### Stored data
-------------------------

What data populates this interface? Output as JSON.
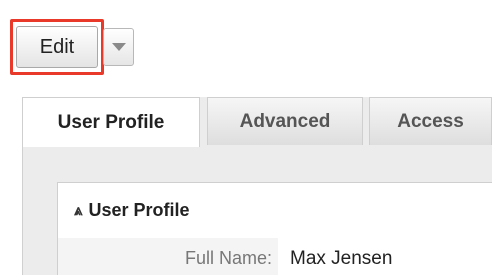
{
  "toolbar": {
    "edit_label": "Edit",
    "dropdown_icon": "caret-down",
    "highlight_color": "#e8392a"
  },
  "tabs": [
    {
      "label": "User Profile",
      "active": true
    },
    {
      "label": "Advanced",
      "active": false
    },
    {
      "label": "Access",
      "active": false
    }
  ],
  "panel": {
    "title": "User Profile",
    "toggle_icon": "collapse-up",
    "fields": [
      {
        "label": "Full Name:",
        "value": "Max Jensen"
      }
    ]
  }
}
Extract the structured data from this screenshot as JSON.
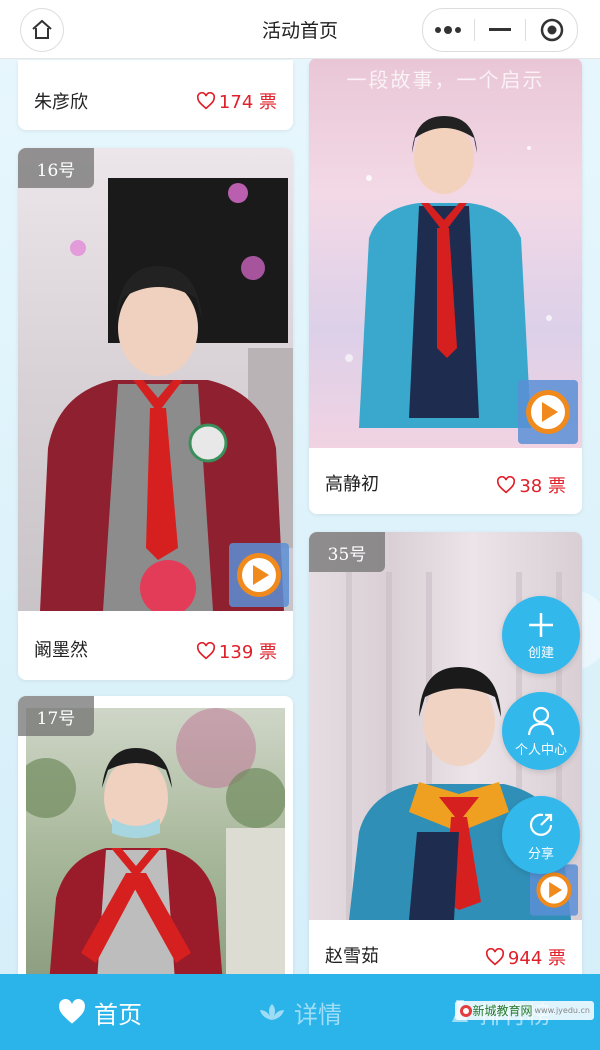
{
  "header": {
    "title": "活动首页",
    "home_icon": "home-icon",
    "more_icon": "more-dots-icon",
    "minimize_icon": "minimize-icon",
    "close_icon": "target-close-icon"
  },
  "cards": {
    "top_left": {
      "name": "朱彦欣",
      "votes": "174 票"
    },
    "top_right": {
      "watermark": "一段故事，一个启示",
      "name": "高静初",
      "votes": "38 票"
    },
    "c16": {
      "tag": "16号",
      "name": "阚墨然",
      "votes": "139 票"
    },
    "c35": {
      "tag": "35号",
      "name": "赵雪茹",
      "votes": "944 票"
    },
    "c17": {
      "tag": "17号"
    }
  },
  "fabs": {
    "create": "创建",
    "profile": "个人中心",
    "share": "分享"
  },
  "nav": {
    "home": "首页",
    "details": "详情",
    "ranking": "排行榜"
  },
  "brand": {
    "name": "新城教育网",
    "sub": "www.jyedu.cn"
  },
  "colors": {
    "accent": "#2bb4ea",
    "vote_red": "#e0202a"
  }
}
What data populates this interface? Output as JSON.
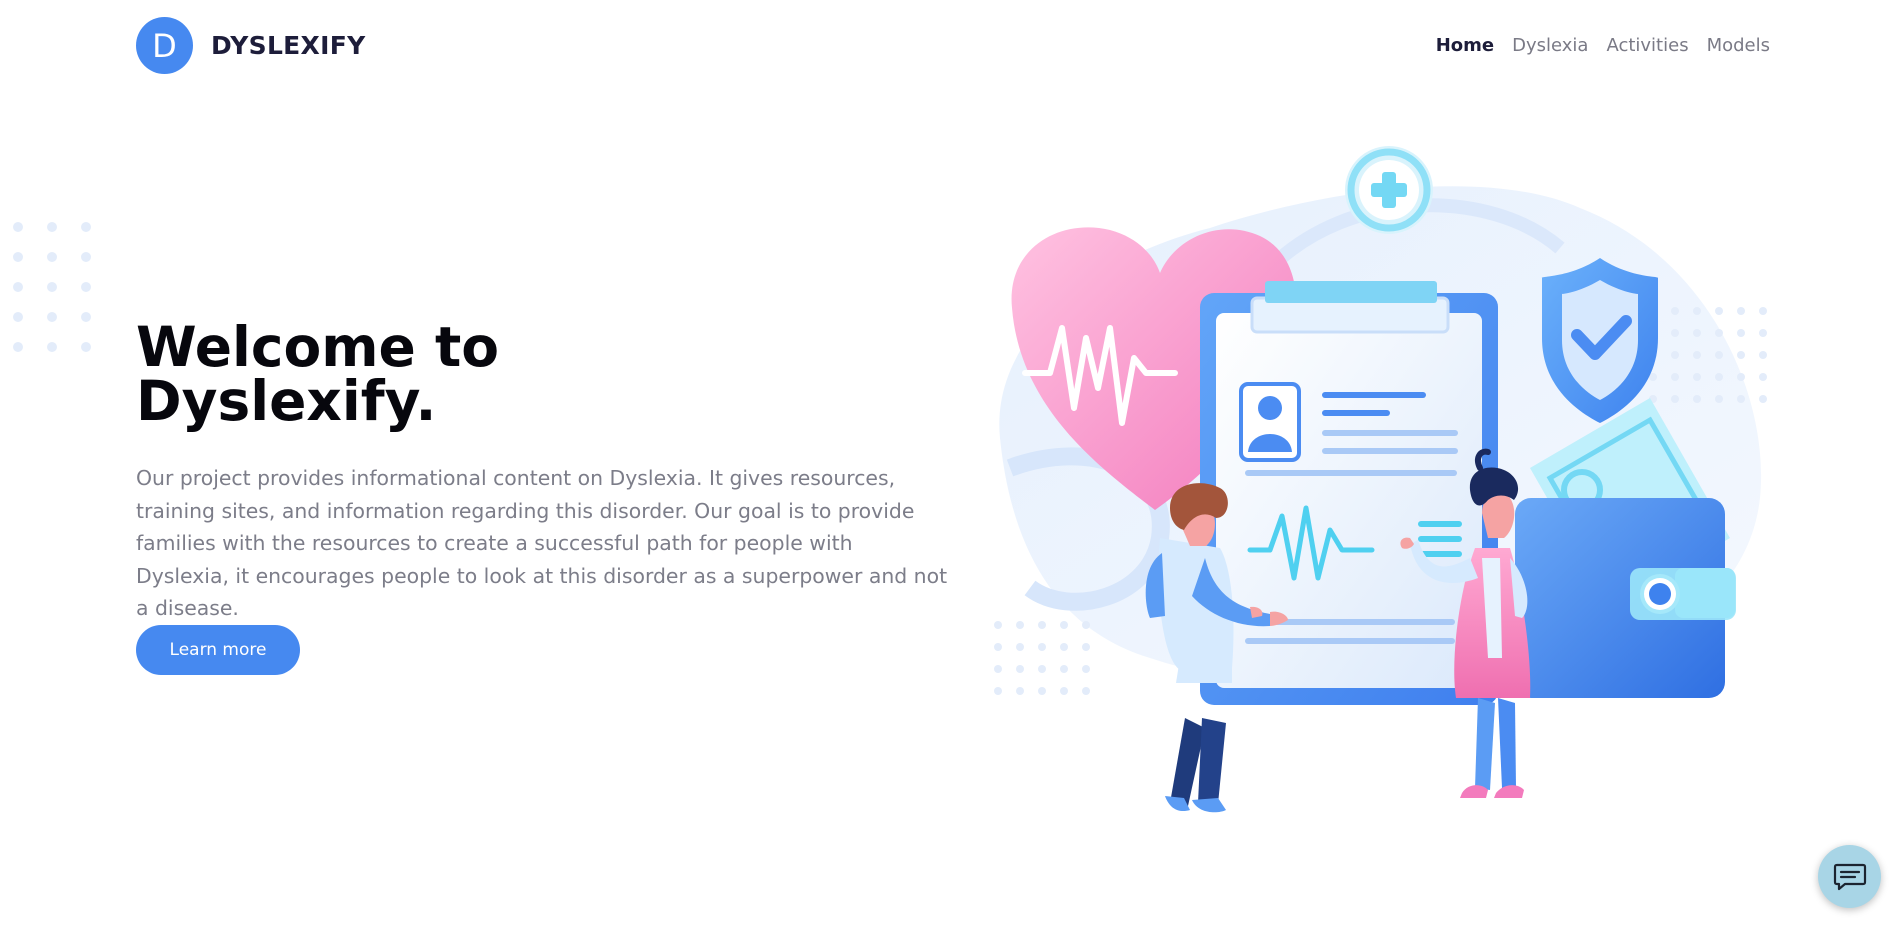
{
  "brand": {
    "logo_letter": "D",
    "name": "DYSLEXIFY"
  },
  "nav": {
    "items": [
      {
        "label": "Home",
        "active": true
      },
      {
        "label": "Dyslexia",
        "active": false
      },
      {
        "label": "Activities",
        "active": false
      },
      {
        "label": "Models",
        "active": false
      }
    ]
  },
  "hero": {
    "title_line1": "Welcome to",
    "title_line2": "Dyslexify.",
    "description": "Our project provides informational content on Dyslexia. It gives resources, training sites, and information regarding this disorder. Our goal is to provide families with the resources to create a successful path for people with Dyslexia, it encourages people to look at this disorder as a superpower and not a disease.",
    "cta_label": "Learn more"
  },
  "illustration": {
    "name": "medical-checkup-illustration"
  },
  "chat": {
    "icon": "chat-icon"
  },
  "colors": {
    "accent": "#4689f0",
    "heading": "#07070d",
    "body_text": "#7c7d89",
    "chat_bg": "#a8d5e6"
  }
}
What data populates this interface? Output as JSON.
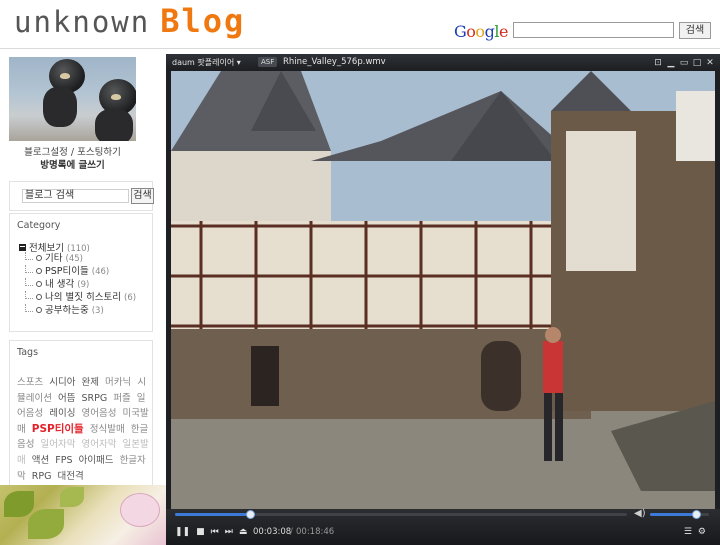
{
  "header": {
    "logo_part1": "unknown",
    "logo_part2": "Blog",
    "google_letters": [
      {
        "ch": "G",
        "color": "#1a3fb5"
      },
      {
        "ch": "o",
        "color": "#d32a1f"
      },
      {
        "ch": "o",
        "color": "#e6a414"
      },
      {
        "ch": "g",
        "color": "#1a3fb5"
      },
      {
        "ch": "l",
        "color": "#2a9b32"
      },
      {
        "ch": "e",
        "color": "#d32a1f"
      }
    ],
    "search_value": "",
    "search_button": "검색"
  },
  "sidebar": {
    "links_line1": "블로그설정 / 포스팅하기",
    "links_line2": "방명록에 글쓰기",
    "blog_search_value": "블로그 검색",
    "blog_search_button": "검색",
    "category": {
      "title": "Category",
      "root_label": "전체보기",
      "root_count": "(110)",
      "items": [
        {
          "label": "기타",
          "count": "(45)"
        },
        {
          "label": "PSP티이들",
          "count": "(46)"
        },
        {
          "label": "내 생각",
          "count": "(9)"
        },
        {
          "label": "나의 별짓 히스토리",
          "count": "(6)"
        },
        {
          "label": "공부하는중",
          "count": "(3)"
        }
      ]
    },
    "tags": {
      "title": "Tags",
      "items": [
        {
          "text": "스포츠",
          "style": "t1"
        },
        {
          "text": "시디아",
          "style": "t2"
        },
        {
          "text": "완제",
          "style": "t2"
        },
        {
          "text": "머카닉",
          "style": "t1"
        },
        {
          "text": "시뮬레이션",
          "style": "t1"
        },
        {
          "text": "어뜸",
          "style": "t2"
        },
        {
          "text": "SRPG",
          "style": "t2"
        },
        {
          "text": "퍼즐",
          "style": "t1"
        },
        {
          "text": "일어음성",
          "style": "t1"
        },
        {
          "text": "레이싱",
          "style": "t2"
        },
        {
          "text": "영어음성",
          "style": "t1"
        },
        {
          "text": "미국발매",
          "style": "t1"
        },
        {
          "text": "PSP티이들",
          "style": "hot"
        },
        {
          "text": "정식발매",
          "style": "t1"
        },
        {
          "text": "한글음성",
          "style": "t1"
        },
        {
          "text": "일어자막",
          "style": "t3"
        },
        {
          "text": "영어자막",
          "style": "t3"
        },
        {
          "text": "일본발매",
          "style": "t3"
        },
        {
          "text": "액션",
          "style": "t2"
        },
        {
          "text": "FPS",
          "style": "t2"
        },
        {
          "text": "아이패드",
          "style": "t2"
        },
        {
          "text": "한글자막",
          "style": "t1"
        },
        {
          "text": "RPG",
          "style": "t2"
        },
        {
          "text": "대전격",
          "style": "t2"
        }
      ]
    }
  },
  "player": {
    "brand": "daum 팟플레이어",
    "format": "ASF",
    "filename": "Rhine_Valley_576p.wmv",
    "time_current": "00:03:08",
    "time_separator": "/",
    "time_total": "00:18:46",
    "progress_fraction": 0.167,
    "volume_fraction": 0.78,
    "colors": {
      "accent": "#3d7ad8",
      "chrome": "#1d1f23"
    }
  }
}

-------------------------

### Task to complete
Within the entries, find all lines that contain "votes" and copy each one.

### Response below
      "votes": "174 票"
      "votes": "38 票"
      "votes": "139 票"
      "votes": "944 票"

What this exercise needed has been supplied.